Talk. It’s important that children hear about the dangers of alcohol use directly from parents. Let kids know that alcohol can damage their developing brains, can cause them to use poor judgment and do things they don’t really want to do, as well as can get them in some pretty big trouble. Alcohol use by teens is illegal, against school and sports club policies, and can hurt their chances to succeed.

Set limits. It is important to set reasonable ground rules – make kids aware of the rules and consequences for rule-breaking – and consistently enforce them.

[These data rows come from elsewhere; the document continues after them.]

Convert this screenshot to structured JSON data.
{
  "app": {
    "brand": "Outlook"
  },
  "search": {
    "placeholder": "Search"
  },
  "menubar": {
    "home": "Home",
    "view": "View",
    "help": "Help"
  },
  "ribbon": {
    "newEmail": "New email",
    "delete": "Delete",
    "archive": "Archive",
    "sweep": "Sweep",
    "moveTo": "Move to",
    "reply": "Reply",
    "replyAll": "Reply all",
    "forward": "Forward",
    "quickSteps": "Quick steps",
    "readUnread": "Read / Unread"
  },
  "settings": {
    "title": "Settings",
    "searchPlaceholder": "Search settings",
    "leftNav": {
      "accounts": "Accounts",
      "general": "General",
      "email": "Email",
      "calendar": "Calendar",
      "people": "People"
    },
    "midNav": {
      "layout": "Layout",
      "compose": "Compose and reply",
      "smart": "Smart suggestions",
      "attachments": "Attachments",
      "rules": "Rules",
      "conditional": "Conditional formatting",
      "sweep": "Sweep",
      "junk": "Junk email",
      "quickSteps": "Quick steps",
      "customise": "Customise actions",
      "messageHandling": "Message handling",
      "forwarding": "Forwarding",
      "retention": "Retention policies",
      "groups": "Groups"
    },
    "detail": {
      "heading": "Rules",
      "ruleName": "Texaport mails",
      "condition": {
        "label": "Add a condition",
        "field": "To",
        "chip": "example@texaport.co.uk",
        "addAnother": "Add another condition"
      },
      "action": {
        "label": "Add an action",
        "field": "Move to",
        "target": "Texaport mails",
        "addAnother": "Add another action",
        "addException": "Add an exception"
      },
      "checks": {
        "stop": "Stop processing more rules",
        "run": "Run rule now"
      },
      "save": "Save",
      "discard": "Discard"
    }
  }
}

Monitor. While most teens yearn for independence and deserve some space, knowing where your child is, who he is with, and what he is doing is an essential part of keeping him alcohol-free. There has never been a better time for communication – cell phones, e-mail, text messages. Check in often and encourage your kids to do the same.

Network. Talk to other parents. Make sure that they will not allow kids to drink alcohol on their watch. Make sure they will be home when teens are there. Make sure that kids are where they told you they would be. Let other parents know when you’ll be out of town to avoid unsupervised parties at your home.

As adults, we’re entitled to the rights and responsibilities surrounding our own alcohol use. It’s not hypocritical to tell our kids to do as we say and not as we do. It’s our job to protect them from all the harm that can come to them if they drink.

Instead of the “don’t ask, don’t tell” parenting style of previous generations, let’s adopt an approach that doesn’t leave the health and well-being of our kids to chance. If parents provide a united front against teen alcohol use, we can create safe places for kids to be kids.

“Never doubt that a small group of thoughtful, committed citizens can change the world; indeed it’s the only thing that ever has.” – Margaret Mead

Kristi Brown works with the Youth Wellness Initiative in Steamboat Springs.